_Component data from apps and pages:_
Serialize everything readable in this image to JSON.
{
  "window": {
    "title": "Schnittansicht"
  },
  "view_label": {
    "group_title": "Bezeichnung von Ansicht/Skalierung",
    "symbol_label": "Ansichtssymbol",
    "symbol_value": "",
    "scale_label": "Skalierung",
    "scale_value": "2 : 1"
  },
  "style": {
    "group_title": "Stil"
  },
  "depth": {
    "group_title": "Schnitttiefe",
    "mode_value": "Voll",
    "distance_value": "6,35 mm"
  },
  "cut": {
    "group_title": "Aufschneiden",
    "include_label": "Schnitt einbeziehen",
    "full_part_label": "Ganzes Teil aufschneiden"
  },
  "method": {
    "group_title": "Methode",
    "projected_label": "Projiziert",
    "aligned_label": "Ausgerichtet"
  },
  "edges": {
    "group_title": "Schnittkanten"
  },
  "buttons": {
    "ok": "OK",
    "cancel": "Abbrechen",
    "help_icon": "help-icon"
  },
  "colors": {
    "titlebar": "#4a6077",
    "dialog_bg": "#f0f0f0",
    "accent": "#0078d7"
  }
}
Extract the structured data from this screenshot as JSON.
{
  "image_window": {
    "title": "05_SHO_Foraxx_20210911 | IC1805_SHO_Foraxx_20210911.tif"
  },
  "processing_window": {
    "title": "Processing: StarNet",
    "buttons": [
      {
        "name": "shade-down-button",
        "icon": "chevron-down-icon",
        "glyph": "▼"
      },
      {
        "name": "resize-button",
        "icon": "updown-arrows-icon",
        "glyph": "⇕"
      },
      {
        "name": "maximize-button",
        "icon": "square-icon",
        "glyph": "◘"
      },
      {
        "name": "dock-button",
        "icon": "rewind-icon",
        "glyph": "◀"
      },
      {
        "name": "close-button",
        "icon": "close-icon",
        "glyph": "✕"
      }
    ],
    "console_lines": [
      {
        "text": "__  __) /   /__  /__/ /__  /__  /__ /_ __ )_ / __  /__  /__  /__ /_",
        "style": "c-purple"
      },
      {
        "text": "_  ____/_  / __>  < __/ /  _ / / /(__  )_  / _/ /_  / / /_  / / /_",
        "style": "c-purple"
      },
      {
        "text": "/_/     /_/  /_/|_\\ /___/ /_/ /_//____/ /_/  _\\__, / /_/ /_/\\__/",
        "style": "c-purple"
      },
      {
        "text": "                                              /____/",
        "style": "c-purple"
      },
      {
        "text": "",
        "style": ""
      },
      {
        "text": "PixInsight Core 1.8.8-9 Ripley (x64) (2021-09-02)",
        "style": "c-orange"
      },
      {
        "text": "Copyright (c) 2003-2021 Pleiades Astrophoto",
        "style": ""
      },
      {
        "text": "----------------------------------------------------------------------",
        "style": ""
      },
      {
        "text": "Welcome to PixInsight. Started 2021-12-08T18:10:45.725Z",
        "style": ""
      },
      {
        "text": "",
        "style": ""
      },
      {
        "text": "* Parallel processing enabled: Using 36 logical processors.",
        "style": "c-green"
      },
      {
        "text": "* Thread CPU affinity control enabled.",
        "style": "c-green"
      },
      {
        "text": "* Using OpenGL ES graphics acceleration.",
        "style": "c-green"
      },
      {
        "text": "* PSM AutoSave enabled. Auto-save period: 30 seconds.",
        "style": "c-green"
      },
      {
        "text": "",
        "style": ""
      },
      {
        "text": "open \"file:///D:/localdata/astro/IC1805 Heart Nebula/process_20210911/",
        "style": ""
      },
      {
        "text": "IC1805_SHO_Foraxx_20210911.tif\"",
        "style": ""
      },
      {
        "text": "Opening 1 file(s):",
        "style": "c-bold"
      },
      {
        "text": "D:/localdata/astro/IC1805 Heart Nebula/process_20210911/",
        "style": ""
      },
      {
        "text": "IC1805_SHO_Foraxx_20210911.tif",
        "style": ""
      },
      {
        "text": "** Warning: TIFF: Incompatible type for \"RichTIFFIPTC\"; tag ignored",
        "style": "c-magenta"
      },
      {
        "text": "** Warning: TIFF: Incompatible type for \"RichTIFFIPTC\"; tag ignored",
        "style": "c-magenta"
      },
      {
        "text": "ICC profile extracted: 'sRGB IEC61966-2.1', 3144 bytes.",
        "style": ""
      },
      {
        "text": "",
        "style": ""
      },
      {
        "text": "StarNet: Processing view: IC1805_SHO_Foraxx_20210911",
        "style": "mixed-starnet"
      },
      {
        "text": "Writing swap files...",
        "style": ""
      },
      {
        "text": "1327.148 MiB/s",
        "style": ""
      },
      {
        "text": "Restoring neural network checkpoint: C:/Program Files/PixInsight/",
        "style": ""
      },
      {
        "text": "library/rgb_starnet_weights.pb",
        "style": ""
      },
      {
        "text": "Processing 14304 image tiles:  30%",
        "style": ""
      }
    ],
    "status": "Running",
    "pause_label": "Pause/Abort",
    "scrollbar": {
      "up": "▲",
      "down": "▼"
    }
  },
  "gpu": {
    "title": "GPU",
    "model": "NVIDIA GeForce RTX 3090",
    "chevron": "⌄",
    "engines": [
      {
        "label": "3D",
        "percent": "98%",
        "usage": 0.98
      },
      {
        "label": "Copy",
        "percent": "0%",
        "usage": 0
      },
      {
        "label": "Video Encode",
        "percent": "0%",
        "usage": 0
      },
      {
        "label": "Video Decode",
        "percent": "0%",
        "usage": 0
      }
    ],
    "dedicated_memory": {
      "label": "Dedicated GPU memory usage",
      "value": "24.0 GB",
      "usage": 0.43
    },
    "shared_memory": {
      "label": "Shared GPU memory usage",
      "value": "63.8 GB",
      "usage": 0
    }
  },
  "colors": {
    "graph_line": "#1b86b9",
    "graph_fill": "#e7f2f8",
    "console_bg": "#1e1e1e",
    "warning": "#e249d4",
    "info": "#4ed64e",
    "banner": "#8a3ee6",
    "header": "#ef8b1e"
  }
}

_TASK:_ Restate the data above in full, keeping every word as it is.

_WRITTEN SOLUTION:_
Serialize everything readable in this image to JSON.
{
  "window": {
    "title": "Schnittansicht"
  },
  "view_label": {
    "group_title": "Bezeichnung von Ansicht/Skalierung",
    "symbol_label": "Ansichtssymbol",
    "symbol_value": "",
    "scale_label": "Skalierung",
    "scale_value": "2 : 1"
  },
  "style": {
    "group_title": "Stil"
  },
  "depth": {
    "group_title": "Schnitttiefe",
    "mode_value": "Voll",
    "distance_value": "6,35 mm"
  },
  "cut": {
    "group_title": "Aufschneiden",
    "include_label": "Schnitt einbeziehen",
    "full_part_label": "Ganzes Teil aufschneiden"
  },
  "method": {
    "group_title": "Methode",
    "projected_label": "Projiziert",
    "aligned_label": "Ausgerichtet"
  },
  "edges": {
    "group_title": "Schnittkanten"
  },
  "buttons": {
    "ok": "OK",
    "cancel": "Abbrechen",
    "help_icon": "help-icon"
  },
  "colors": {
    "titlebar": "#4a6077",
    "dialog_bg": "#f0f0f0",
    "accent": "#0078d7"
  }
}
Extract the structured data from this screenshot as JSON.
{
  "image_window": {
    "title": "05_SHO_Foraxx_20210911 | IC1805_SHO_Foraxx_20210911.tif"
  },
  "processing_window": {
    "title": "Processing: StarNet",
    "buttons": [
      {
        "name": "shade-down-button",
        "icon": "chevron-down-icon",
        "glyph": "▼"
      },
      {
        "name": "resize-button",
        "icon": "updown-arrows-icon",
        "glyph": "⇕"
      },
      {
        "name": "maximize-button",
        "icon": "square-icon",
        "glyph": "◘"
      },
      {
        "name": "dock-button",
        "icon": "rewind-icon",
        "glyph": "◀"
      },
      {
        "name": "close-button",
        "icon": "close-icon",
        "glyph": "✕"
      }
    ],
    "console_lines": [
      {
        "text": "__  __) /   /__  /__/ /__  /__  /__ /_ __ )_ / __  /__  /__  /__ /_",
        "style": "c-purple"
      },
      {
        "text": "_  ____/_  / __>  < __/ /  _ / / /(__  )_  / _/ /_  / / /_  / / /_",
        "style": "c-purple"
      },
      {
        "text": "/_/     /_/  /_/|_\\ /___/ /_/ /_//____/ /_/  _\\__, / /_/ /_/\\__/",
        "style": "c-purple"
      },
      {
        "text": "                                              /____/",
        "style": "c-purple"
      },
      {
        "text": "",
        "style": ""
      },
      {
        "text": "PixInsight Core 1.8.8-9 Ripley (x64) (2021-09-02)",
        "style": "c-orange"
      },
      {
        "text": "Copyright (c) 2003-2021 Pleiades Astrophoto",
        "style": ""
      },
      {
        "text": "----------------------------------------------------------------------",
        "style": ""
      },
      {
        "text": "Welcome to PixInsight. Started 2021-12-08T18:10:45.725Z",
        "style": ""
      },
      {
        "text": "",
        "style": ""
      },
      {
        "text": "* Parallel processing enabled: Using 36 logical processors.",
        "style": "c-green"
      },
      {
        "text": "* Thread CPU affinity control enabled.",
        "style": "c-green"
      },
      {
        "text": "* Using OpenGL ES graphics acceleration.",
        "style": "c-green"
      },
      {
        "text": "* PSM AutoSave enabled. Auto-save period: 30 seconds.",
        "style": "c-green"
      },
      {
        "text": "",
        "style": ""
      },
      {
        "text": "open \"file:///D:/localdata/astro/IC1805 Heart Nebula/process_20210911/",
        "style": ""
      },
      {
        "text": "IC1805_SHO_Foraxx_20210911.tif\"",
        "style": ""
      },
      {
        "text": "Opening 1 file(s):",
        "style": "c-bold"
      },
      {
        "text": "D:/localdata/astro/IC1805 Heart Nebula/process_20210911/",
        "style": ""
      },
      {
        "text": "IC1805_SHO_Foraxx_20210911.tif",
        "style": ""
      },
      {
        "text": "** Warning: TIFF: Incompatible type for \"RichTIFFIPTC\"; tag ignored",
        "style": "c-magenta"
      },
      {
        "text": "** Warning: TIFF: Incompatible type for \"RichTIFFIPTC\"; tag ignored",
        "style": "c-magenta"
      },
      {
        "text": "ICC profile extracted: 'sRGB IEC61966-2.1', 3144 bytes.",
        "style": ""
      },
      {
        "text": "",
        "style": ""
      },
      {
        "text": "StarNet: Processing view: IC1805_SHO_Foraxx_20210911",
        "style": "mixed-starnet"
      },
      {
        "text": "Writing swap files...",
        "style": ""
      },
      {
        "text": "1327.148 MiB/s",
        "style": ""
      },
      {
        "text": "Restoring neural network checkpoint: C:/Program Files/PixInsight/",
        "style": ""
      },
      {
        "text": "library/rgb_starnet_weights.pb",
        "style": ""
      },
      {
        "text": "Processing 14304 image tiles:  30%",
        "style": ""
      }
    ],
    "status": "Running",
    "pause_label": "Pause/Abort",
    "scrollbar": {
      "up": "▲",
      "down": "▼"
    }
  },
  "gpu": {
    "title": "GPU",
    "model": "NVIDIA GeForce RTX 3090",
    "chevron": "⌄",
    "engines": [
      {
        "label": "3D",
        "percent": "98%",
        "usage": 0.98
      },
      {
        "label": "Copy",
        "percent": "0%",
        "usage": 0
      },
      {
        "label": "Video Encode",
        "percent": "0%",
        "usage": 0
      },
      {
        "label": "Video Decode",
        "percent": "0%",
        "usage": 0
      }
    ],
    "dedicated_memory": {
      "label": "Dedicated GPU memory usage",
      "value": "24.0 GB",
      "usage": 0.43
    },
    "shared_memory": {
      "label": "Shared GPU memory usage",
      "value": "63.8 GB",
      "usage": 0
    }
  },
  "colors": {
    "graph_line": "#1b86b9",
    "graph_fill": "#e7f2f8",
    "console_bg": "#1e1e1e",
    "warning": "#e249d4",
    "info": "#4ed64e",
    "banner": "#8a3ee6",
    "header": "#ef8b1e"
  }
}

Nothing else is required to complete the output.